Instructions to follow
Count every line in the following entries that holds the word "VIVO". Only the number should be given.

Material to process
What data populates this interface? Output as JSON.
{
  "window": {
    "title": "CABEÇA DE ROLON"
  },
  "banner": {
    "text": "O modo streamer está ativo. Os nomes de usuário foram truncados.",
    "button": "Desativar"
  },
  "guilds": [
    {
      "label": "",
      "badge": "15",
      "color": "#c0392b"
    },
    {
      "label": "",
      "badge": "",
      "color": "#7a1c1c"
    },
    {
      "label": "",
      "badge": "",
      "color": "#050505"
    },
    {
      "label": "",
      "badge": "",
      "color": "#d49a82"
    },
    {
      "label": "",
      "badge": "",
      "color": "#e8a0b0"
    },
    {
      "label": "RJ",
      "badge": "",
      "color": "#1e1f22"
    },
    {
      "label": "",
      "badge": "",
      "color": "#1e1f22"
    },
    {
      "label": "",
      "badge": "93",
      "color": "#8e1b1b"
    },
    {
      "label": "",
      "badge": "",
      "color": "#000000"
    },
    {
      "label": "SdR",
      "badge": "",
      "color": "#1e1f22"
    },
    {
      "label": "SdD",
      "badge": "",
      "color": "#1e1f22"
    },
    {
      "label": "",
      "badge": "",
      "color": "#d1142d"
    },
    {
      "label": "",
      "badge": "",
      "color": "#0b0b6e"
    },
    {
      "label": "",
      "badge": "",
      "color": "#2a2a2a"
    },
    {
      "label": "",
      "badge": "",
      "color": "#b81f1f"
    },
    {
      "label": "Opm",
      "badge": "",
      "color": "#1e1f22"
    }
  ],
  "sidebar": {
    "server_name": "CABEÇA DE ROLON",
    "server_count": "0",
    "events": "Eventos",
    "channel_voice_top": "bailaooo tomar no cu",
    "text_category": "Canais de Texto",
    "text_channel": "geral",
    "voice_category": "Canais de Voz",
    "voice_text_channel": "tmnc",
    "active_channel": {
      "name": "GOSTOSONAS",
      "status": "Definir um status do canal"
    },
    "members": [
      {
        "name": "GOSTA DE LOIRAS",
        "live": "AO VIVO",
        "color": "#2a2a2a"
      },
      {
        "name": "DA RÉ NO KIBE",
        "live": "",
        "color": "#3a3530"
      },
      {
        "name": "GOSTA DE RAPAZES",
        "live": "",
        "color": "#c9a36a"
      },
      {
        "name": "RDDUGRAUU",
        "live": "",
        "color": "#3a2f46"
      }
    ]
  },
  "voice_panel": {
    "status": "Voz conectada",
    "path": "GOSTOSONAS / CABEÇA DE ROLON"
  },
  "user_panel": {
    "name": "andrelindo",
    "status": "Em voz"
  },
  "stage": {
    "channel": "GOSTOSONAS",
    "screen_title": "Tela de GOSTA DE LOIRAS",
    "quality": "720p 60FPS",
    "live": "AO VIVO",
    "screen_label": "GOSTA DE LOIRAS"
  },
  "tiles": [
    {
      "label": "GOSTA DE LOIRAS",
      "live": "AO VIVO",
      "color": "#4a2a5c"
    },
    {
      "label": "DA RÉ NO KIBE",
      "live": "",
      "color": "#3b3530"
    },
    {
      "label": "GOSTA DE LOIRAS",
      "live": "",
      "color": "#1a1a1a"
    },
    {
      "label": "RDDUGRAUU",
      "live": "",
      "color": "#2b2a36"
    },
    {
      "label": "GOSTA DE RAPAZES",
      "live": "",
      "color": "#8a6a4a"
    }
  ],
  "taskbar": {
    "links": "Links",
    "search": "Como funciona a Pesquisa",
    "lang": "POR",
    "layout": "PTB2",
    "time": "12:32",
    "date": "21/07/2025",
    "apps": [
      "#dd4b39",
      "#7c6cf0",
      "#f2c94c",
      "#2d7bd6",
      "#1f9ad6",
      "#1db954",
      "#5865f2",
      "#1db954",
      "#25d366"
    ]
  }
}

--

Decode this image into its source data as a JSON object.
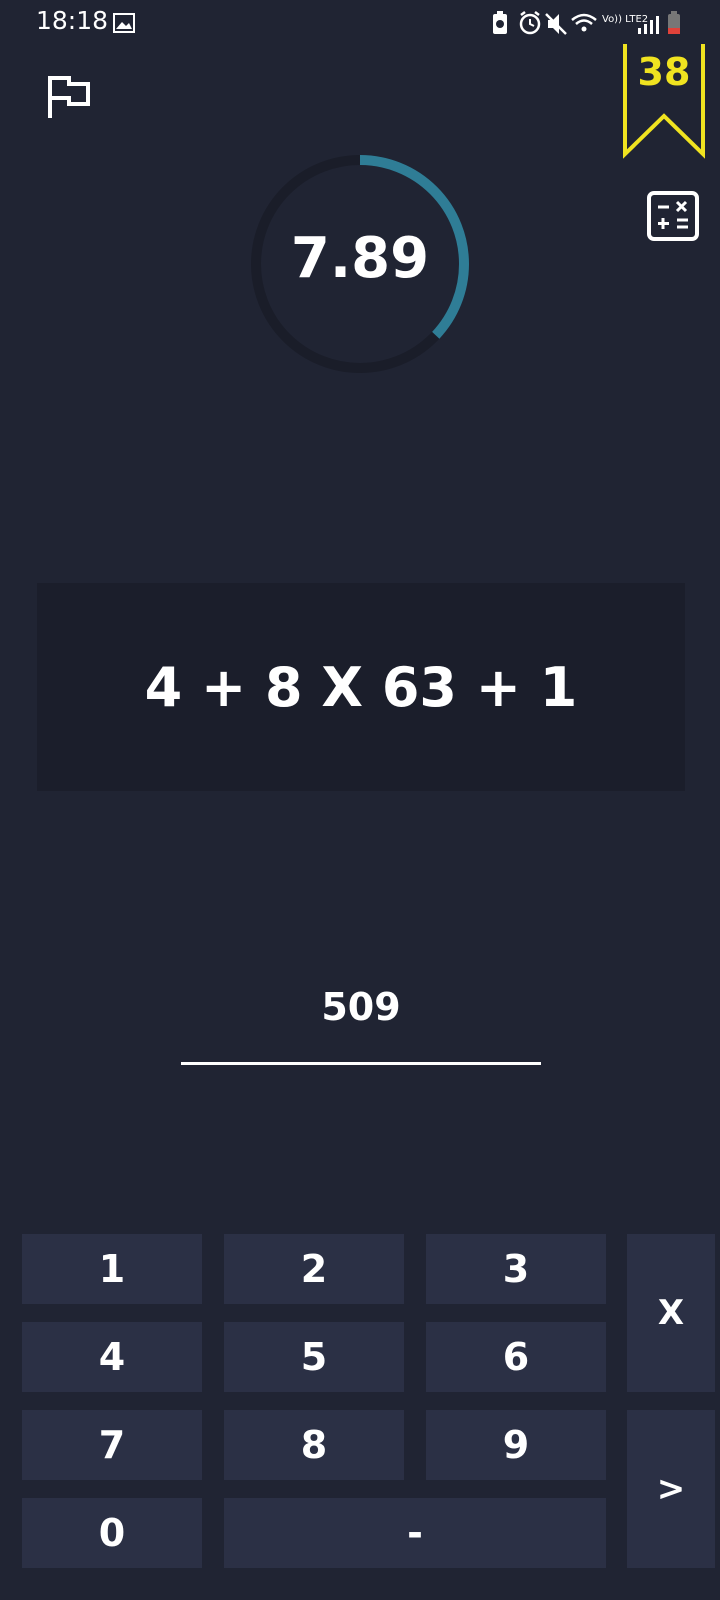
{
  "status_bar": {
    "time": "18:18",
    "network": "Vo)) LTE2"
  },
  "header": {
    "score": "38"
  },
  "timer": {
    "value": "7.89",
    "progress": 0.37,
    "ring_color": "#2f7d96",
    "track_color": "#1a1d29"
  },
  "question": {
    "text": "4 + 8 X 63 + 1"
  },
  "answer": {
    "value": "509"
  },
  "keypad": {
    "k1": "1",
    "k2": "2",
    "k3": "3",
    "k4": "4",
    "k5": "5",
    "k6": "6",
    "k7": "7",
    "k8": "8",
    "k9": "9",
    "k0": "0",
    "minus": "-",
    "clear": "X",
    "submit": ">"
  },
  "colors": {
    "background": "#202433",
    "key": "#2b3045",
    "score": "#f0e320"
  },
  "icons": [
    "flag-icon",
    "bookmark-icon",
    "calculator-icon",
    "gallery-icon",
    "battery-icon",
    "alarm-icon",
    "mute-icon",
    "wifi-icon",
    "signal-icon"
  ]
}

Reply to the task
3